§ Work task: Practice item. Set the material below down again exactly, with no pictures.
*** Opening Information given ***
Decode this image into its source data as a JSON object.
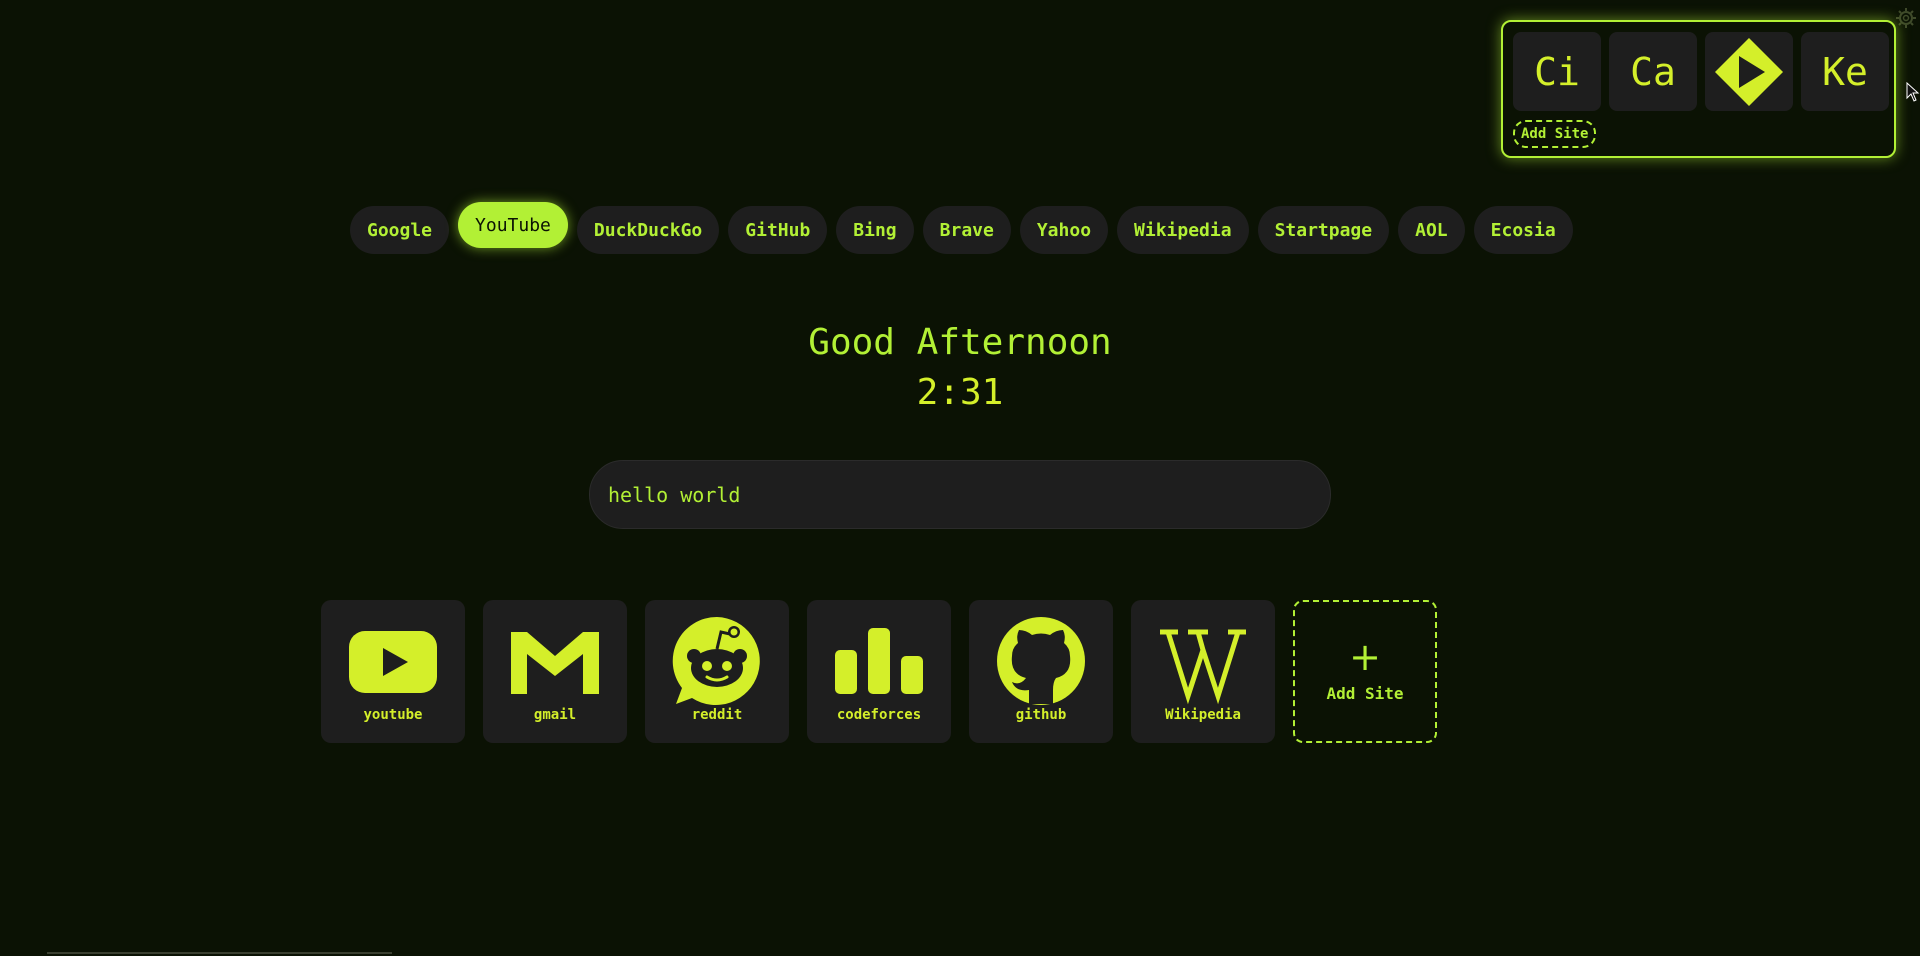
{
  "colors": {
    "background": "#0b1204",
    "accent": "#b2f035",
    "accent_bright": "#d4ef2a",
    "tile": "#1e1e1e"
  },
  "quick_panel": {
    "tiles": [
      {
        "label": "Ci",
        "icon": null
      },
      {
        "label": "Ca",
        "icon": null
      },
      {
        "label": "",
        "icon": "play-diamond-icon"
      },
      {
        "label": "Ke",
        "icon": null
      }
    ],
    "add_label": "Add Site"
  },
  "engines": {
    "items": [
      "Google",
      "YouTube",
      "DuckDuckGo",
      "GitHub",
      "Bing",
      "Brave",
      "Yahoo",
      "Wikipedia",
      "Startpage",
      "AOL",
      "Ecosia"
    ],
    "active": "YouTube"
  },
  "greeting": "Good Afternoon",
  "clock": "2:31",
  "search": {
    "value": "hello world",
    "placeholder": ""
  },
  "shortcuts": [
    {
      "label": "youtube",
      "icon": "youtube-icon"
    },
    {
      "label": "gmail",
      "icon": "gmail-icon"
    },
    {
      "label": "reddit",
      "icon": "reddit-icon"
    },
    {
      "label": "codeforces",
      "icon": "codeforces-icon"
    },
    {
      "label": "github",
      "icon": "github-icon"
    },
    {
      "label": "Wikipedia",
      "icon": "wikipedia-icon"
    }
  ],
  "add_shortcut": {
    "symbol": "+",
    "label": "Add Site"
  }
}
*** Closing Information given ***
§ Answer section:
Decode this image into its source data as a JSON object.
{
  "colors": {
    "background": "#0b1204",
    "accent": "#b2f035",
    "accent_bright": "#d4ef2a",
    "tile": "#1e1e1e"
  },
  "quick_panel": {
    "tiles": [
      {
        "label": "Ci",
        "icon": null
      },
      {
        "label": "Ca",
        "icon": null
      },
      {
        "label": "",
        "icon": "play-diamond-icon"
      },
      {
        "label": "Ke",
        "icon": null
      }
    ],
    "add_label": "Add Site"
  },
  "engines": {
    "items": [
      "Google",
      "YouTube",
      "DuckDuckGo",
      "GitHub",
      "Bing",
      "Brave",
      "Yahoo",
      "Wikipedia",
      "Startpage",
      "AOL",
      "Ecosia"
    ],
    "active": "YouTube"
  },
  "greeting": "Good Afternoon",
  "clock": "2:31",
  "search": {
    "value": "hello world",
    "placeholder": ""
  },
  "shortcuts": [
    {
      "label": "youtube",
      "icon": "youtube-icon"
    },
    {
      "label": "gmail",
      "icon": "gmail-icon"
    },
    {
      "label": "reddit",
      "icon": "reddit-icon"
    },
    {
      "label": "codeforces",
      "icon": "codeforces-icon"
    },
    {
      "label": "github",
      "icon": "github-icon"
    },
    {
      "label": "Wikipedia",
      "icon": "wikipedia-icon"
    }
  ],
  "add_shortcut": {
    "symbol": "+",
    "label": "Add Site"
  }
}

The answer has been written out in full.